-------- Data for this exercise

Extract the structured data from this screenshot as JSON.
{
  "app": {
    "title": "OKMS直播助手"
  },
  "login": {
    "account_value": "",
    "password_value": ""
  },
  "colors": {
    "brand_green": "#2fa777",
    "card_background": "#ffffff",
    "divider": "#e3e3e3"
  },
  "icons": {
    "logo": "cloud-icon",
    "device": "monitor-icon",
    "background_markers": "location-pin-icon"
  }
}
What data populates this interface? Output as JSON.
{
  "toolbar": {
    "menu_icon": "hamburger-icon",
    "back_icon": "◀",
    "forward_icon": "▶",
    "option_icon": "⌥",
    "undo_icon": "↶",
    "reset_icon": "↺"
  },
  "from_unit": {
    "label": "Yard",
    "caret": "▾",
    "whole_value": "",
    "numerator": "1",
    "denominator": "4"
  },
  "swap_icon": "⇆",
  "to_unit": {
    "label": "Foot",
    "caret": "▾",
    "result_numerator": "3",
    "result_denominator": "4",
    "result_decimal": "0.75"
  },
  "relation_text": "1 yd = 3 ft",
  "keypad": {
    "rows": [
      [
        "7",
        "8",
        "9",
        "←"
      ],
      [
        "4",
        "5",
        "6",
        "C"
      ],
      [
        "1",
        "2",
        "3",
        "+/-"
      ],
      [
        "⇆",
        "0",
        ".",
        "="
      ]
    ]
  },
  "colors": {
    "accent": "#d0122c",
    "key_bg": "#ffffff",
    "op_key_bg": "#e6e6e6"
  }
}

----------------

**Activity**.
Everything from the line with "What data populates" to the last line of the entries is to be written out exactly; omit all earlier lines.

**Solution**.
What data populates this interface? Output as JSON.
{
  "toolbar": {
    "menu_icon": "hamburger-icon",
    "back_icon": "◀",
    "forward_icon": "▶",
    "option_icon": "⌥",
    "undo_icon": "↶",
    "reset_icon": "↺"
  },
  "from_unit": {
    "label": "Yard",
    "caret": "▾",
    "whole_value": "",
    "numerator": "1",
    "denominator": "4"
  },
  "swap_icon": "⇆",
  "to_unit": {
    "label": "Foot",
    "caret": "▾",
    "result_numerator": "3",
    "result_denominator": "4",
    "result_decimal": "0.75"
  },
  "relation_text": "1 yd = 3 ft",
  "keypad": {
    "rows": [
      [
        "7",
        "8",
        "9",
        "←"
      ],
      [
        "4",
        "5",
        "6",
        "C"
      ],
      [
        "1",
        "2",
        "3",
        "+/-"
      ],
      [
        "⇆",
        "0",
        ".",
        "="
      ]
    ]
  },
  "colors": {
    "accent": "#d0122c",
    "key_bg": "#ffffff",
    "op_key_bg": "#e6e6e6"
  }
}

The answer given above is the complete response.